So who is the newest publisher on the block? Care to guess? Well, guess what…. It’s Sony! That’s right, Sony, the electronics giant. Alright, they are not technically a publisher but more like a digital book maker. Last week they announced the release of their new Reader Digital Book, the PRS-700 (sounds exciting, doesn’t it?), which will be available sometime in November. According to an article in the October 8, 2008 USA Today Section B by Marc Saltzman, this third-generation digital reader “is a svelte, 10-ounce e-book reader with a 6-inch gray-scale screen” that offers readers the ability to flip through pages by “swiping a finger horizontally across” a touch-screen. Apparently it is also equipped with an “impressive ‘e-ink’ technology” that “resembles real ink on paper.” This means that Sony has produced a digital book that closely resembles the older technology or traditional book, which is an interesting move that combines state of the art technology with centuries old technology. This combining of technologies can serve as a new model for libraries, which many people believe are becoming antiquated as a result of technological advances.

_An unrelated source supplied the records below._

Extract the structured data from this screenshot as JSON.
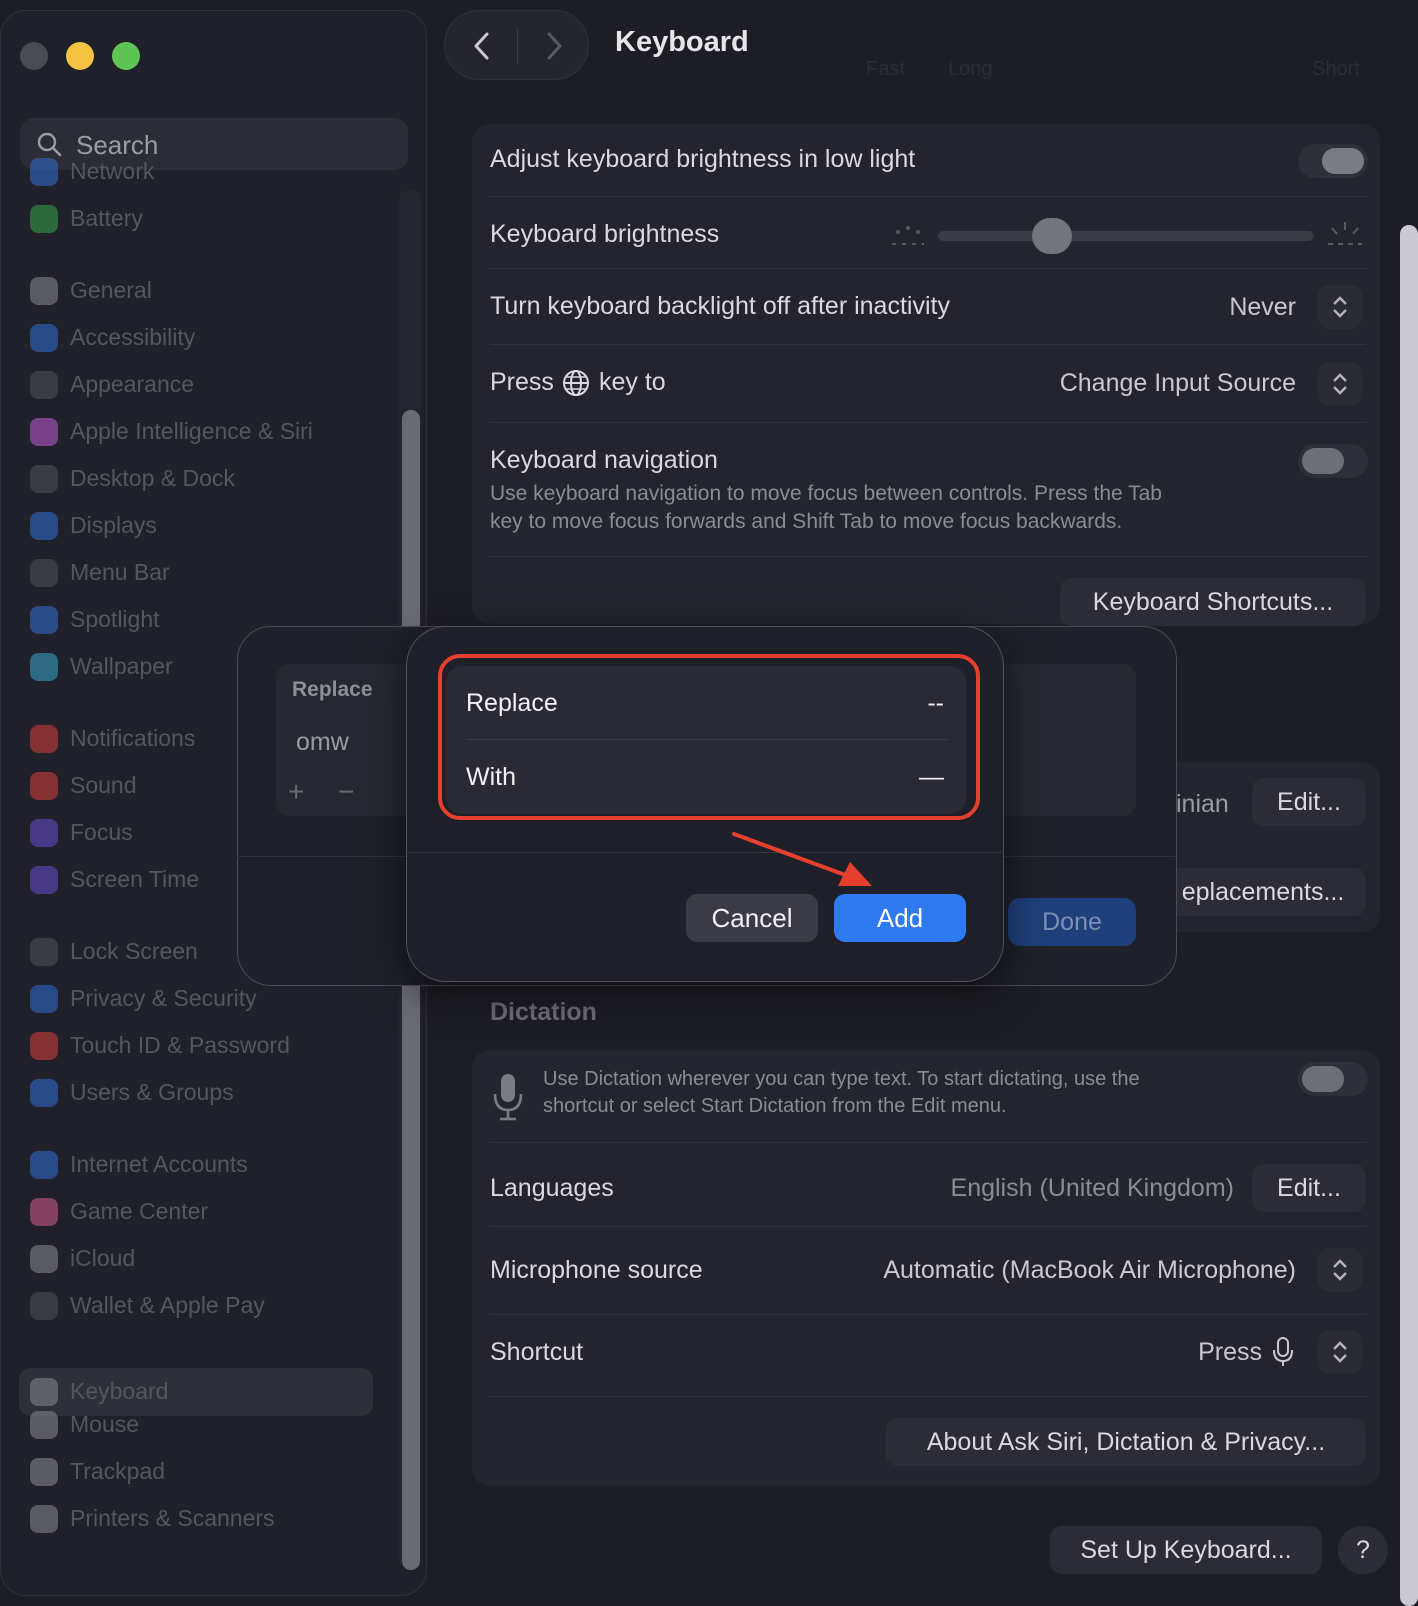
{
  "window": {
    "title": "Keyboard",
    "accent": "#2f7af0",
    "highlight_color": "#e5402f"
  },
  "sidebar": {
    "search_placeholder": "Search",
    "items": [
      {
        "label": "Network",
        "icon": "globe-icon",
        "color": "#2f6fd6"
      },
      {
        "label": "Battery",
        "icon": "battery-icon",
        "color": "#3aa64a"
      },
      {
        "label": "General",
        "icon": "gear-icon",
        "color": "#8a8a90"
      },
      {
        "label": "Accessibility",
        "icon": "accessibility-icon",
        "color": "#2f6fd6"
      },
      {
        "label": "Appearance",
        "icon": "appearance-icon",
        "color": "#505057"
      },
      {
        "label": "Apple Intelligence & Siri",
        "icon": "siri-icon",
        "color": "#c05bd6"
      },
      {
        "label": "Desktop & Dock",
        "icon": "dock-icon",
        "color": "#505057"
      },
      {
        "label": "Displays",
        "icon": "sun-icon",
        "color": "#2f6fd6"
      },
      {
        "label": "Menu Bar",
        "icon": "menu-bar-icon",
        "color": "#505057"
      },
      {
        "label": "Spotlight",
        "icon": "magnifier-icon",
        "color": "#2f6fd6"
      },
      {
        "label": "Wallpaper",
        "icon": "flower-icon",
        "color": "#38a6c8"
      },
      {
        "label": "Notifications",
        "icon": "bell-icon",
        "color": "#d6403a"
      },
      {
        "label": "Sound",
        "icon": "speaker-icon",
        "color": "#d6403a"
      },
      {
        "label": "Focus",
        "icon": "moon-icon",
        "color": "#6a4fd6"
      },
      {
        "label": "Screen Time",
        "icon": "hourglass-icon",
        "color": "#6a4fd6"
      },
      {
        "label": "Lock Screen",
        "icon": "lock-icon",
        "color": "#505057"
      },
      {
        "label": "Privacy & Security",
        "icon": "hand-icon",
        "color": "#2f6fd6"
      },
      {
        "label": "Touch ID & Password",
        "icon": "fingerprint-icon",
        "color": "#d6403a"
      },
      {
        "label": "Users & Groups",
        "icon": "users-icon",
        "color": "#2f6fd6"
      },
      {
        "label": "Internet Accounts",
        "icon": "at-icon",
        "color": "#2f6fd6"
      },
      {
        "label": "Game Center",
        "icon": "game-center-icon",
        "color": "#d65a8a"
      },
      {
        "label": "iCloud",
        "icon": "cloud-icon",
        "color": "#8a8a90"
      },
      {
        "label": "Wallet & Apple Pay",
        "icon": "wallet-icon",
        "color": "#505057"
      },
      {
        "label": "Keyboard",
        "icon": "keyboard-icon",
        "color": "#8a8a90"
      },
      {
        "label": "Mouse",
        "icon": "mouse-icon",
        "color": "#8a8a90"
      },
      {
        "label": "Trackpad",
        "icon": "trackpad-icon",
        "color": "#8a8a90"
      },
      {
        "label": "Printers & Scanners",
        "icon": "printer-icon",
        "color": "#8a8a90"
      }
    ]
  },
  "header": {
    "title": "Keyboard",
    "ghost_labels": [
      "Fast",
      "Long",
      "Short"
    ]
  },
  "settings": {
    "adjust_brightness_label": "Adjust keyboard brightness in low light",
    "brightness_label": "Keyboard brightness",
    "brightness_level": 0.3,
    "backlight_off_label": "Turn keyboard backlight off after inactivity",
    "backlight_off_value": "Never",
    "press_key_prefix": "Press",
    "press_key_suffix": "key to",
    "press_key_value": "Change Input Source",
    "nav_label": "Keyboard navigation",
    "nav_desc_1": "Use keyboard navigation to move focus between controls. Press the Tab",
    "nav_desc_2": "key to move focus forwards and Shift Tab to move focus backwards.",
    "shortcuts_button": "Keyboard Shortcuts...",
    "input_partial": "inian",
    "edit_button": "Edit...",
    "replacements_partial": "eplacements..."
  },
  "dictation": {
    "section_title": "Dictation",
    "desc_1": "Use Dictation wherever you can type text. To start dictating, use the",
    "desc_2": "shortcut or select Start Dictation from the Edit menu.",
    "languages_label": "Languages",
    "languages_value": "English (United Kingdom)",
    "languages_edit": "Edit...",
    "mic_label": "Microphone source",
    "mic_value": "Automatic (MacBook Air Microphone)",
    "shortcut_label": "Shortcut",
    "shortcut_value": "Press",
    "about_button": "About Ask Siri, Dictation & Privacy...",
    "setup_button": "Set Up Keyboard...",
    "help_button": "?"
  },
  "text_replacements_sheet": {
    "column_replace": "Replace",
    "row_value": "omw",
    "add_symbol": "+",
    "remove_symbol": "−",
    "done_button": "Done"
  },
  "add_dialog": {
    "replace_label": "Replace",
    "replace_value": "--",
    "with_label": "With",
    "with_value": "—",
    "cancel_button": "Cancel",
    "add_button": "Add"
  }
}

Sony’s new Reader Digital Book can offer libraries with a new avenue to reaching new patrons that may not have looked towards libraries for their digital book needs. In addition to traditional library holdings, libraries could purchase access to selections of digital books and then offer their patrons an alternative and cheaper access to this form of digital media. The library could have a relatively small number of these digital book units on hand to check out, and after deciding which e-book they would like to borrow or rent, they would take the unit to one of the special digital book kiosks in the library and download the digital book. They could then take the unit home and read the book in the exact same manner that they would have if they had checked out a traditional book. This would also work if certain patrons had their own PRS-700 units; these patrons either could visit the library and use the kiosk or could download a book from the library’s website. The library’s units could also be readily protected with software that limits the unit’s use with any system outside of the library’s. The issue of due dates could also easily be dealt with by programming the digital books to “expire” after a certain amount of time. These units paint a new picture of what future libraries might look like. So let’s buy them… how much are they?
One’s excitement for these digital books might drop after reading their $399.00 asking price. That rather hefty price-tag quickly makes this an unviable option for many libraries. Perhaps it would be possible to acquire less sophisticated units like the hypothetical PRS-700b version that doesn’t come with as many perks. This version could come without the large built-in memory that can store up to 350 digital books. It could also do without the fancy search buttons that allow you to “find words or phrases” and without the ability to “make notes via fingertips or the bundled stylus pen and soft keyboard.” Whether the library gets these cheaper models or whether they wait for the prices to come down, if the price of this technology were slightly cheaper, the Reader Digital Books could have a tremendous impact on libraries. For one, this digital media and hardware would not take up a lot of space in the library’s facilities. Also, as stated before, this could easily open up new ways for the library to reach out to tech savvy people who may not have otherwise even considered the library for their digital needs, thereby helping to ensure that libraries remain important and exciting institutions well into the future.